  17. Pronouns and objects: make sure they agree. Example: "El thought that Debbie's backpack looked just like the one her boyfriend had." See the problem? Whose boyfriend is being talked about? Compare that to "El thought her boyfriend had a backpack that look just like the one Debbie carried." That's not as bad, although still a little nebulous, since 'her boyfriend' could still, to some, mean Debbie's boyfriend again. So better still: "El's boyfriend had a backpack just like the one Debbie carried, El thought."
  18. When doing dialogue, make sure the reader knows who is talking. Here's a bad example:
  19. The wind sighed in the trees."Can you tell me why?" Jane asked.
    "Sure." Sandy scratched his head.
    "Then –then maybe you should."
    Again the wind sighed. Both thought for a time.
    "Maybe it would be better if we didn't talk about it, though."
    "You sure?"

So who said the last two quotes? Don't know, right?
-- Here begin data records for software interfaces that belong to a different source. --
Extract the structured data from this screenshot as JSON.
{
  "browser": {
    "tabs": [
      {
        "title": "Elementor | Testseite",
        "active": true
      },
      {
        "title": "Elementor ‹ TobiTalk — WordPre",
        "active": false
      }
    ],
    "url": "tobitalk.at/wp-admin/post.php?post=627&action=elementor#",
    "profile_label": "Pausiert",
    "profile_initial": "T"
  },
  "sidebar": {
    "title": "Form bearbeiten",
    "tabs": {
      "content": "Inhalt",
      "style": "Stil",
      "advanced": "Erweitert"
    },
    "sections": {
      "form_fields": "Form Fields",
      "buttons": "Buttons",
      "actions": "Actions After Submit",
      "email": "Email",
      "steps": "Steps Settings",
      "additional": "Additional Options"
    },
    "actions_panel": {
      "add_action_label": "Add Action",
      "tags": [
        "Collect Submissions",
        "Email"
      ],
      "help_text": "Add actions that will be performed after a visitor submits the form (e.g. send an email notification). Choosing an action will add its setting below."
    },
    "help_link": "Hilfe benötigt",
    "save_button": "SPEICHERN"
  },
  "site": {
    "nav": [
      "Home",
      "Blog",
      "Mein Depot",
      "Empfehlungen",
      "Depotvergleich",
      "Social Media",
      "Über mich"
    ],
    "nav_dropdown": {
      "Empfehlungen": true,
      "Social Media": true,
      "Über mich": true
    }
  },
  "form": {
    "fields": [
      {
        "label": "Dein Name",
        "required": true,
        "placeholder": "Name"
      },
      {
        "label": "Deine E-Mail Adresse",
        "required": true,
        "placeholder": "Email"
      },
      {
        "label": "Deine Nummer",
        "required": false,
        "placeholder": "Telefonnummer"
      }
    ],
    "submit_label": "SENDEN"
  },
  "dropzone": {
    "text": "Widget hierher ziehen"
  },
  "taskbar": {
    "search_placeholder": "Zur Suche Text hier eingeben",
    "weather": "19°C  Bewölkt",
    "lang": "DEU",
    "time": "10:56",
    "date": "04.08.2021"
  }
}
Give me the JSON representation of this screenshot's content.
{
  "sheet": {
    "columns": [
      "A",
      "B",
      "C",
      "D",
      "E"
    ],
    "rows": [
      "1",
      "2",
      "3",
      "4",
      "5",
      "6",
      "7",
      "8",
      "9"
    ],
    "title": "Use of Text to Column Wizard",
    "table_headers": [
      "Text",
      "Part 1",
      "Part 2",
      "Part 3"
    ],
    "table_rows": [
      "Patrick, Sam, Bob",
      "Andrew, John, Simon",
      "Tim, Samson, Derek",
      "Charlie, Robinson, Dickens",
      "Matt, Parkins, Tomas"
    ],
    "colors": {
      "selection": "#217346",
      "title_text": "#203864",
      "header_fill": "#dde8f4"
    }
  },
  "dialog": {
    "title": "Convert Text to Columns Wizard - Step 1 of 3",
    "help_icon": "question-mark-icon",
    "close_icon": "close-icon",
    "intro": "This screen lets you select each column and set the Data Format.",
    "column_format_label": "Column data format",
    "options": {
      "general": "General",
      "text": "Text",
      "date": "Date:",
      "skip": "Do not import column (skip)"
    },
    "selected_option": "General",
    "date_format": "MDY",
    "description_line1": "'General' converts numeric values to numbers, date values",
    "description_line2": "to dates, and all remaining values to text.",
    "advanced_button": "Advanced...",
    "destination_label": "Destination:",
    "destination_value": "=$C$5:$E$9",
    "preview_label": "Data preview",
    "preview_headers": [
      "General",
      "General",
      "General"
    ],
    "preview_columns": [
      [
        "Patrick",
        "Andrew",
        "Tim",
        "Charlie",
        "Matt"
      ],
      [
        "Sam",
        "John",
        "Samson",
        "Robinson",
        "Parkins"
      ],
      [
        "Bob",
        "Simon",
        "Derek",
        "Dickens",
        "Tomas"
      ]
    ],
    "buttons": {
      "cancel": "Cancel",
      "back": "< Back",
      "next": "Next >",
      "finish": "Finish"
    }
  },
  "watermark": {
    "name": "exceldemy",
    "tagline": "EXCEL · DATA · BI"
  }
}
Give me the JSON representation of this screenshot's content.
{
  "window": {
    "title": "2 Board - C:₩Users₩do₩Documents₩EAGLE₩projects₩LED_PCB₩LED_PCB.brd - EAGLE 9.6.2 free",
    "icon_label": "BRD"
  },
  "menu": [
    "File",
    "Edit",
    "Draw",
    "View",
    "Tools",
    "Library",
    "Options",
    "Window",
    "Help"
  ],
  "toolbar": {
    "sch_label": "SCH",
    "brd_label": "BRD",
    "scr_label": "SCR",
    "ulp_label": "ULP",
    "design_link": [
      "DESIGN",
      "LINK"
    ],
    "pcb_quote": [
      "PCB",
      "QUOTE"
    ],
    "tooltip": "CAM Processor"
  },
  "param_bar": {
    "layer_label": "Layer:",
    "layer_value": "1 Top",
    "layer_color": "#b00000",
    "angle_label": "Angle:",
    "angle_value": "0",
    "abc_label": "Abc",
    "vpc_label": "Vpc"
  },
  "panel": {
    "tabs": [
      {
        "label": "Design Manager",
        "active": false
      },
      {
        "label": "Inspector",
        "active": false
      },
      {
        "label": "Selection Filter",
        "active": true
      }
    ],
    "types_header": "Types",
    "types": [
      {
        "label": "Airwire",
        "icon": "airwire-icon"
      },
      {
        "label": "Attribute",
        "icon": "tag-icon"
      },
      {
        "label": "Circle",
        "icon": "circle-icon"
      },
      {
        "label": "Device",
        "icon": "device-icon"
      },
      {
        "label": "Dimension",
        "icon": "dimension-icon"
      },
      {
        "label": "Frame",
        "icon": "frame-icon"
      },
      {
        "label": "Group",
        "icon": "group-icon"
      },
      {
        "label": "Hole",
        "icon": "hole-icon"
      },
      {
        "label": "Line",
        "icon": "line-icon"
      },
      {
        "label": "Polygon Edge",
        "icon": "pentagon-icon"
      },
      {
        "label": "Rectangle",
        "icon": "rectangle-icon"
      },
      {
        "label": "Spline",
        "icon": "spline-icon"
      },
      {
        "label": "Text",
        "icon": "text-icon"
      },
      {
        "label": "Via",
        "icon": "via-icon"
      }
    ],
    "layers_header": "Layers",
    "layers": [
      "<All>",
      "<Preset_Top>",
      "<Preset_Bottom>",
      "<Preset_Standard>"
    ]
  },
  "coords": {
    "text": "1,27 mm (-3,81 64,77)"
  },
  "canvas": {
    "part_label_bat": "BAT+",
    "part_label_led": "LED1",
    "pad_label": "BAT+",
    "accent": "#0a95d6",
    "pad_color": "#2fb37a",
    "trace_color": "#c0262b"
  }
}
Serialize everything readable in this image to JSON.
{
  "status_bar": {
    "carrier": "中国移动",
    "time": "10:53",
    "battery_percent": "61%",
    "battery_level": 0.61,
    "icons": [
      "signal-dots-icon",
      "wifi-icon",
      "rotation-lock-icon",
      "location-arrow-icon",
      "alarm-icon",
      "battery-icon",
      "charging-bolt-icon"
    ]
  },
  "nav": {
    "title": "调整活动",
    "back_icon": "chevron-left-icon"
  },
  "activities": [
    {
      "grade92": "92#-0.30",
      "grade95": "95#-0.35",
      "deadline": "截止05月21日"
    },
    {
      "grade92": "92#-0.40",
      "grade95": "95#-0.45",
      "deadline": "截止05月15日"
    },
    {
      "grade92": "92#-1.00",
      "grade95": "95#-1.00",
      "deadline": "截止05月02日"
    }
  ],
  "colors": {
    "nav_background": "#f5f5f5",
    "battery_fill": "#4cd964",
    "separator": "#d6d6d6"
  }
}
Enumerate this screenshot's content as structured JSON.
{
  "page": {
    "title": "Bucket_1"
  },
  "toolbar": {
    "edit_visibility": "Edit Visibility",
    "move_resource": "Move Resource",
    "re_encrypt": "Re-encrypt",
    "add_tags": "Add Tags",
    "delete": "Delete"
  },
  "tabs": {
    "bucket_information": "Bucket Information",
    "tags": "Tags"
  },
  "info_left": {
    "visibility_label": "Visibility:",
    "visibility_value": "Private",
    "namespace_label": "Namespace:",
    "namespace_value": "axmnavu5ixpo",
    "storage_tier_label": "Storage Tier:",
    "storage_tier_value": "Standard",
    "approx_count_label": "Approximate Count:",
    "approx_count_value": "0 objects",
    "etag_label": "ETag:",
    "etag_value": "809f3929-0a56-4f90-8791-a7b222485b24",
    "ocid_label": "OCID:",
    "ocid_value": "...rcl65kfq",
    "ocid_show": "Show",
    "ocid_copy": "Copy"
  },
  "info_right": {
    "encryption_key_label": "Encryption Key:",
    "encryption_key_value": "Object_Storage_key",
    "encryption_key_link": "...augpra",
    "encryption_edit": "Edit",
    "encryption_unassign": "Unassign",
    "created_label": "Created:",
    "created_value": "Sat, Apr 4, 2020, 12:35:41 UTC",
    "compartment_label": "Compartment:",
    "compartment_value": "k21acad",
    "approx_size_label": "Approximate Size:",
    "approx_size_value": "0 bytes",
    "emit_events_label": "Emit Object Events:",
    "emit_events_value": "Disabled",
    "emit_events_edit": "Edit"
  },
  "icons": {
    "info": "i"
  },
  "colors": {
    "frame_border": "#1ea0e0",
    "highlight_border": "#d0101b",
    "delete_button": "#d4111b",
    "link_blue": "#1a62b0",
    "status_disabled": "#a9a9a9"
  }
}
And worse, the dialogue would support either of them saying it. Avoid that.

  1. Passion is part of life. When writing about situations where passion would be normal, make sure the reader feels that passion. Escaping into clinical or analytical descriptions in order to avoid the embarrassment of writing passion is a cop-out that will infuriate readers. So if you're writing about it, feel it yourself and let your fingers flow it through your keyboard into your text.

  2. The current hysteria called Political Correctness has no place in creative writing about the past or, for that matter, any other time. You cannot change history, you can only write about it as it was, in the vernacular of the times (if you're doing a period piece). You cannot ascribe to people of earlier times the neuroses and eager victimhood of the present day population, so use the mannerisms, speech, and behaviors of the times as they actually were to tell stories. You will lend a richness and credibility to your work by doing so, and the shocked PC crowd be damned.
  3. Don't over-qualify. You don't have to sprinkle your piece with example after example of the results of your research in order to have credibility. One or two innocuous tidbits will suffice; too much will alert readers that you are trying too hard and they will look for flaws. For example, when describing a trip to the airport, there's no need to detail what highways you took, which exit, which gate at the airport, etc. unless they are central to the story. It's enough to say "we drove to the airport."
Do you have more examples? Send them to the Acceptance Editor

Visit the Blizzard Guy's Literary Site